Microgrids can help us be more energy resilient

PG&E has said it could take a decade to upgrade its infrastructure so it’s less likely to spark deadly fires. On Thursday, the utility reported a $1.6 billion loss in the third quarter related to fire charges. A group of California mayors think PG&E should be turned into a publicly owned cooperative utility. Is the answer here just to get off the grid or for utilities to split up into lots of smaller microgrids?

Nov 08, 2019
Return of the JEDI contract

After a very dramatic bidding process, U.S. Department of Defense last month awarded a $10 billion cloud computing contract to Microsoft. Several companies, including Oracle, claimed the process was rigged and that President Donald Trump threatened to personally intervene in the choosing process because he’s been a critic of Amazon founder Jeff Bezos.

Nov 07, 2019
Your “cloud” data is making noise on the ground

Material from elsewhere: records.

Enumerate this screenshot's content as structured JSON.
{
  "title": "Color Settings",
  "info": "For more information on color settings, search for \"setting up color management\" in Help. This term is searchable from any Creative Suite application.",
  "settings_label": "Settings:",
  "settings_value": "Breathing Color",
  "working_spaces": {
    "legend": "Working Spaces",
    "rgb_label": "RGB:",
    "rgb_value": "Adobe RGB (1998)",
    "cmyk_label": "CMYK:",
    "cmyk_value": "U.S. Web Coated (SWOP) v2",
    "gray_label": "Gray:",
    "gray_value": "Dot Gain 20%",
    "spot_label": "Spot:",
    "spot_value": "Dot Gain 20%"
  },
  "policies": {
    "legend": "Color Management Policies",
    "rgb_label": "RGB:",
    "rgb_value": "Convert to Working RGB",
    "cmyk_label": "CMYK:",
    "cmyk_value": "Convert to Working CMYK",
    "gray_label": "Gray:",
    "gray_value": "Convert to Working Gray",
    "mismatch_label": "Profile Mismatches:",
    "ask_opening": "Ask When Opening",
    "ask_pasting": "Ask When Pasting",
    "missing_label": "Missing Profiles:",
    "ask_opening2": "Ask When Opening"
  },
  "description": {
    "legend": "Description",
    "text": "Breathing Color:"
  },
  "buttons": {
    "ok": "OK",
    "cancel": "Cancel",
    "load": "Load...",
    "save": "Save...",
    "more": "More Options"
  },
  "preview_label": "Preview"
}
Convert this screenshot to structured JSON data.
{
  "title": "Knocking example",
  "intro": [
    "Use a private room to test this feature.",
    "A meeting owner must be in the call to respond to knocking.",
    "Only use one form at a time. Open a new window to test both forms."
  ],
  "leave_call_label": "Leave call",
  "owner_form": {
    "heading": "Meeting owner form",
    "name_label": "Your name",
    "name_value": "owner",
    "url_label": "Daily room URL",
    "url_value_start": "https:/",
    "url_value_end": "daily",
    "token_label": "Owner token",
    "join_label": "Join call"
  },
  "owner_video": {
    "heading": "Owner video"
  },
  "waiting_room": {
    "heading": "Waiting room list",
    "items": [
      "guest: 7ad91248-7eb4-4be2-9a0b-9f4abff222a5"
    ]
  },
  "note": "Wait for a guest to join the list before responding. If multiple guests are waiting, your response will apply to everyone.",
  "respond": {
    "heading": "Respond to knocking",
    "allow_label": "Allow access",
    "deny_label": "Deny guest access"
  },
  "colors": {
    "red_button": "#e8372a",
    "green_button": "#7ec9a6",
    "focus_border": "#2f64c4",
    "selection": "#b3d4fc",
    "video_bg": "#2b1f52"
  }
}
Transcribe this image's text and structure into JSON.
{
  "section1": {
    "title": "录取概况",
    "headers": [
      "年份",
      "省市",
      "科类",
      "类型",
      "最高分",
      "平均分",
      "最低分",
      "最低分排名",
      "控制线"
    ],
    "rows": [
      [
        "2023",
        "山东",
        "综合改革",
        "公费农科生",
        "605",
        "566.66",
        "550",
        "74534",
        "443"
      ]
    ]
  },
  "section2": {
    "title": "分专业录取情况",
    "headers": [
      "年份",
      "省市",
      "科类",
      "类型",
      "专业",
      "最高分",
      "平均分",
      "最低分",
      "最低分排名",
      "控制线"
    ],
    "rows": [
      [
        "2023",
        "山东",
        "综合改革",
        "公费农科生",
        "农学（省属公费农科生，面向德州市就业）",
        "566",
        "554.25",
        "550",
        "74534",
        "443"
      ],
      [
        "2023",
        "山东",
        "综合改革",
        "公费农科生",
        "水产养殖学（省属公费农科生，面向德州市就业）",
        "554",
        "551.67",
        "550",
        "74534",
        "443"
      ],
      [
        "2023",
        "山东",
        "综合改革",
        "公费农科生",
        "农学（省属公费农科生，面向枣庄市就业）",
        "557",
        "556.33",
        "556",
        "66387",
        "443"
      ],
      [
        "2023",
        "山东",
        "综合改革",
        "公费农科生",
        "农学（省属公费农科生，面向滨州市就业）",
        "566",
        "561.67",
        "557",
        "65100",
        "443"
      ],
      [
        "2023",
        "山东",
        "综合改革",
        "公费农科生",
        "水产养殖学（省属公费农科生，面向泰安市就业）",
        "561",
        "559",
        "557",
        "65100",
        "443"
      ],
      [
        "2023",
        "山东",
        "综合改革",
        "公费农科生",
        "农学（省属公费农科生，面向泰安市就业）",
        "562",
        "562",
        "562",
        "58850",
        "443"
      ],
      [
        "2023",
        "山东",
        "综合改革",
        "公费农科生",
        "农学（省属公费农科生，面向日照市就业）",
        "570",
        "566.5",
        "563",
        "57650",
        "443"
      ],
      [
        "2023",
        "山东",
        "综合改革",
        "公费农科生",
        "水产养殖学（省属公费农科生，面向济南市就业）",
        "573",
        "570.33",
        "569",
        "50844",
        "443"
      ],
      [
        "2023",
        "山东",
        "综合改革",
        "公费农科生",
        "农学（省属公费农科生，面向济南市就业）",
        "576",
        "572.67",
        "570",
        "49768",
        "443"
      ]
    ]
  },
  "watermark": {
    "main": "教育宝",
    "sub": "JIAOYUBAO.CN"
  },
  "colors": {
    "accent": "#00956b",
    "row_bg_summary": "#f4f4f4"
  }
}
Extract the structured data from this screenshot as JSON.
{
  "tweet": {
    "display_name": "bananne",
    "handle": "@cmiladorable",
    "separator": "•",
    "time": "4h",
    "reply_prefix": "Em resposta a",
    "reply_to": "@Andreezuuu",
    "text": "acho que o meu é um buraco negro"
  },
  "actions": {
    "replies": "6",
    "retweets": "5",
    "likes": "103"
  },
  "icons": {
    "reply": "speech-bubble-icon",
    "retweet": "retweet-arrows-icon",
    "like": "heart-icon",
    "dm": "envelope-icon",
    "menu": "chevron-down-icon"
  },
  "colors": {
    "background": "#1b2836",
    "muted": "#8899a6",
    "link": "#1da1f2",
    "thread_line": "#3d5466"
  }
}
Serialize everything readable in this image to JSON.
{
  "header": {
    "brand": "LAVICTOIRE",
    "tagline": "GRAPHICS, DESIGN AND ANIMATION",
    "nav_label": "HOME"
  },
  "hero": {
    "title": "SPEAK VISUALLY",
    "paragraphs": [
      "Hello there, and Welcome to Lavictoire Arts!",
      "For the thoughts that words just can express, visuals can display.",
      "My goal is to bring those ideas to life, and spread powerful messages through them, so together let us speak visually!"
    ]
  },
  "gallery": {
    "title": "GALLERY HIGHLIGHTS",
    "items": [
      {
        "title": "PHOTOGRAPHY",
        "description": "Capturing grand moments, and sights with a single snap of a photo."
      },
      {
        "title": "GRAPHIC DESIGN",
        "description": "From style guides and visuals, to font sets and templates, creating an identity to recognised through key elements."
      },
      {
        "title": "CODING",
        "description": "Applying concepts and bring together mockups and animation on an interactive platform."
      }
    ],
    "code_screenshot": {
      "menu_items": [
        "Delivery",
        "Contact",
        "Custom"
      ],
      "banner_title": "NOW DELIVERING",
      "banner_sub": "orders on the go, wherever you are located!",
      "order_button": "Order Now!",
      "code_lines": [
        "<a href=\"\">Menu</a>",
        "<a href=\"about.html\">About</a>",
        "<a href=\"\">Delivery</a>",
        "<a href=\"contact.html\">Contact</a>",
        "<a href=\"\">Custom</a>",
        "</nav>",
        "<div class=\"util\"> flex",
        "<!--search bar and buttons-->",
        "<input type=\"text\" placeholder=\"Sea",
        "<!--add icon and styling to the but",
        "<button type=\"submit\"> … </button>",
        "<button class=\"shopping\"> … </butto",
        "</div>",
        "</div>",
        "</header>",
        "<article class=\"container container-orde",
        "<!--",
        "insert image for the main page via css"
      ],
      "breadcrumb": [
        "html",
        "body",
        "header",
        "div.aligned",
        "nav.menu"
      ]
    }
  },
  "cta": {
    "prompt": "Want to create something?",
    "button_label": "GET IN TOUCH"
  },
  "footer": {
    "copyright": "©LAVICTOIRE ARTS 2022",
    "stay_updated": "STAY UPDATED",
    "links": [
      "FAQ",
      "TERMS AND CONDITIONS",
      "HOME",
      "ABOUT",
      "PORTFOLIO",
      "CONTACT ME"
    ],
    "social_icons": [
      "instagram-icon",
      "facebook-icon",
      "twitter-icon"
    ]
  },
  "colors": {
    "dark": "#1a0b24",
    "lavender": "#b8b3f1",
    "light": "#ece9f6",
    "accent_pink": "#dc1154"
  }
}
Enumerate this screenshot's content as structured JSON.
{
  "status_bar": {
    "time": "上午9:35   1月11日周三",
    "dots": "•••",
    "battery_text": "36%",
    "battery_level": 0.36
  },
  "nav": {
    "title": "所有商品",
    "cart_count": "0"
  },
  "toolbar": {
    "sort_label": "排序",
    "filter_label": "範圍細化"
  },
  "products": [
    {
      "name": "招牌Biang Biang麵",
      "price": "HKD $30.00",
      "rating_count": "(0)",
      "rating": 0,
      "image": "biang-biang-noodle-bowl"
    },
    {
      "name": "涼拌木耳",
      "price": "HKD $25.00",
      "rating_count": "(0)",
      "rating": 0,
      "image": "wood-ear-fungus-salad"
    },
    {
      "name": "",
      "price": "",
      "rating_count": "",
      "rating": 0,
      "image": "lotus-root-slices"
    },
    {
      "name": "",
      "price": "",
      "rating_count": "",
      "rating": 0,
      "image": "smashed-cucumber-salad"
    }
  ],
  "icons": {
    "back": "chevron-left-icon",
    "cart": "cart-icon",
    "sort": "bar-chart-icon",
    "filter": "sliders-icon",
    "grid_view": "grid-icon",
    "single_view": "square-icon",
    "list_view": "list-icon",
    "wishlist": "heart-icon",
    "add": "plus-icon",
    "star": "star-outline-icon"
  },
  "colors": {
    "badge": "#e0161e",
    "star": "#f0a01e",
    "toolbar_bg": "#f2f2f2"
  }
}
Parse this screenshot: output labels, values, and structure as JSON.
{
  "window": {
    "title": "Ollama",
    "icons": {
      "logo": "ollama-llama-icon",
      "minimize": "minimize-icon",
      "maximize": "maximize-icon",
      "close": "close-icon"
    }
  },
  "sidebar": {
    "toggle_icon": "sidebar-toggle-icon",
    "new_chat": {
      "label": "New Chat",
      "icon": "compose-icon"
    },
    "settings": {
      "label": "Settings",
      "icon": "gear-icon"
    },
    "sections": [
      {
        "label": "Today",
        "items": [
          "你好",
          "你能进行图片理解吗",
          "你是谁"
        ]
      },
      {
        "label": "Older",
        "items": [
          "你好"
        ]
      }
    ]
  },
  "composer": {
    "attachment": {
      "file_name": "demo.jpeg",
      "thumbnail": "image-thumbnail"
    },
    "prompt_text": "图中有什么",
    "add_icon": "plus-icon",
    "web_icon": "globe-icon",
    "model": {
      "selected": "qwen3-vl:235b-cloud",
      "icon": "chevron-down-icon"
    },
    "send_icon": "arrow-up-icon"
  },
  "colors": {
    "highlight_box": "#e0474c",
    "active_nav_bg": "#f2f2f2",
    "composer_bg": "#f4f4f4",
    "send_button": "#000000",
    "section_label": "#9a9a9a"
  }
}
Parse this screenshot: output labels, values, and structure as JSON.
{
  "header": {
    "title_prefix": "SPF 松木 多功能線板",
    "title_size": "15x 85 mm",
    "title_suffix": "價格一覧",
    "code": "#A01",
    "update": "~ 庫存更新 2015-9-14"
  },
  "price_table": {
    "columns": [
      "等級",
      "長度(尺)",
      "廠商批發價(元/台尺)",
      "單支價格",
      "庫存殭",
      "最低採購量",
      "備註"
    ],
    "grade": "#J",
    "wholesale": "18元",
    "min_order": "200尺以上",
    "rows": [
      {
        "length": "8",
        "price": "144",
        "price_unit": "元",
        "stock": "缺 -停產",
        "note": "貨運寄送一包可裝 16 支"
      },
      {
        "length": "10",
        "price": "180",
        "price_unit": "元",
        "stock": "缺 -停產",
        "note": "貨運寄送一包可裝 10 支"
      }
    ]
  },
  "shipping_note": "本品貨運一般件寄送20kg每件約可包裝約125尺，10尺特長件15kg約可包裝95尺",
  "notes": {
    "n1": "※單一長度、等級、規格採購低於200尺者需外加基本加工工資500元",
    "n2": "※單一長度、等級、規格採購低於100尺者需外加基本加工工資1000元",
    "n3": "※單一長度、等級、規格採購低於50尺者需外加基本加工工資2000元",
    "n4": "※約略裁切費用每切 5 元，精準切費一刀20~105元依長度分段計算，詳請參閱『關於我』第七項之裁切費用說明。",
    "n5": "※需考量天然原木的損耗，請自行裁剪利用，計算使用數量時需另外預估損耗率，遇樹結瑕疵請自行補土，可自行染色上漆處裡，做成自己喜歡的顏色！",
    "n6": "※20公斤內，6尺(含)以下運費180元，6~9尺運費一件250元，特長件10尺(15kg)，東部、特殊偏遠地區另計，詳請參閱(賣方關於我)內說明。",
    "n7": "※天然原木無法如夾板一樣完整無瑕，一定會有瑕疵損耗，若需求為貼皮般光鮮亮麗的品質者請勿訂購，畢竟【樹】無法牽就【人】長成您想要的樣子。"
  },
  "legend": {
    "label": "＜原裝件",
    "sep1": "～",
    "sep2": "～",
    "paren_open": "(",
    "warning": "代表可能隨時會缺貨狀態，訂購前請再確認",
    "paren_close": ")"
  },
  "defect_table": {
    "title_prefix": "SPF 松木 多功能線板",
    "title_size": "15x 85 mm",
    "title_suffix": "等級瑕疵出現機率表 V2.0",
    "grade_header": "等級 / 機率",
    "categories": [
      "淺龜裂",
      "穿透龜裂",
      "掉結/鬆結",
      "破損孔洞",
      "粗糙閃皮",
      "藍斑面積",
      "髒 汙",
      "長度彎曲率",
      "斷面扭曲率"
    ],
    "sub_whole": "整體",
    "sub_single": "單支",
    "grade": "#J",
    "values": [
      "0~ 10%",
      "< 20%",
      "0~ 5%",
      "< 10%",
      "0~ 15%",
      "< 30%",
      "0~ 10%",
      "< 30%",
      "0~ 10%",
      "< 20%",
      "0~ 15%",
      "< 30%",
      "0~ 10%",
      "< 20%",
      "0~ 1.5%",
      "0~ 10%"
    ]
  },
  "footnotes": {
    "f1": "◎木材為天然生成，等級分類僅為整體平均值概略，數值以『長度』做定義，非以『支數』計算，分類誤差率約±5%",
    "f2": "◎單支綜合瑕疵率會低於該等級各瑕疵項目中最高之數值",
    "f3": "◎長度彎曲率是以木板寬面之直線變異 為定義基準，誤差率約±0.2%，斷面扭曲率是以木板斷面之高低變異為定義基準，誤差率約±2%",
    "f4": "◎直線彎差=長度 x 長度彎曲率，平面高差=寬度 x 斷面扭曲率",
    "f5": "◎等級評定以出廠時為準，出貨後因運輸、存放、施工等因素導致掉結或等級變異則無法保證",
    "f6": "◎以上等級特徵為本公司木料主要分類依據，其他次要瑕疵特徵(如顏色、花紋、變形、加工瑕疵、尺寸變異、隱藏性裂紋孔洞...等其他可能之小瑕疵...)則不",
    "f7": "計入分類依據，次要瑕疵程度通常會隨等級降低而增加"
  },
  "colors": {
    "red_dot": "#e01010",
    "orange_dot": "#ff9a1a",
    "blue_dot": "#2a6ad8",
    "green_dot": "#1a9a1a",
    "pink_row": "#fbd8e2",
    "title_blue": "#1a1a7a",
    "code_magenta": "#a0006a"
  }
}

As the amount of data coursing through the internet grows, so does the infrastructure needed to keep all that data flowing. Huge data centers are popping up around the country, but data centers don’t always make good neighbors due to their noise. Bianca Bosker, a contributing writer for The Atlantic, wrote about Chandler, Arizona, where a group of neighbors have taken on data center giant CyrusOne.

Nov 06, 2019
Google bought Fitbit for the data, of course

Google announced plans to buy Fitbit for more than $2 billion, and make no mistake, it’s not for the wristbands. Last year, it announced an effort to use artificial intelligence to scan electronic health records to make predictions about what might happen with hospitalized patients. Kirsten Ostherr, the director of the Medical Futures Lab and the medical humanities program at Rice University, said Fitbit’s trove of data is all about social determinants.

Nov 05, 2019
The neobank’s promise: No branches near you

The tech industry is coming for traditional banking. Digital payment apps are changing how we move money around. A wave of so-called neobanks — all-digital services that let people do everything on a smartphone without any branches — is cropping up in the United States. Molly Wood speaks with Jelena McWilliams, the chairman of the Federal Deposit Insurance Corp., best known for providing federal insurance to licensed banks. The agency also has oversight and consumer protection responsibilities. McWilliams said that there’s a lot going on.

Nov 04, 2019
Twitter bans political ads, but is that all good?

Twitter CEO Jack Dorsey announced that the social giant would ban political ads whether they’re about candidates or political issues. The move put even more of a spotlight on Facebook, which is not only taking political ads but is also not fact-checking them. While most people cheered Twitter’s move, critics said it puts a company in charge of deciding what’s political and could shut smaller groups or candidates out of a cheaper way to reach people.

Nov 01, 2019
Zombie apocalypse!? Here’s the tech you’ll want on hand.

Molly Wood speaks with Max Brooks about what kind of tech can save us during a zombie apocalypse. He wrote “The Zombie Survival Guide: Complete Protection From the Living Dead.” But this isn’t just metaphorical planning, in some ways. Brooks is also a fellow at the Modern War Institute and advises the military on how his fictional ideas translate into real-world readiness for whatever form the zombie apocalypse actually takes.

Oct 31, 2019
Suit up! Civilian space travel is almost here.

There are a lot of companies out there wanting to take rich thrill-seekers to the edge of space, and they’re ready to convince investors there’s money to be made. Virgin Galactic made its stock market debut on Monday. It’s offering suborbital rides for about $250,000, although it has yet to fly paying customers.

Oct 30, 2019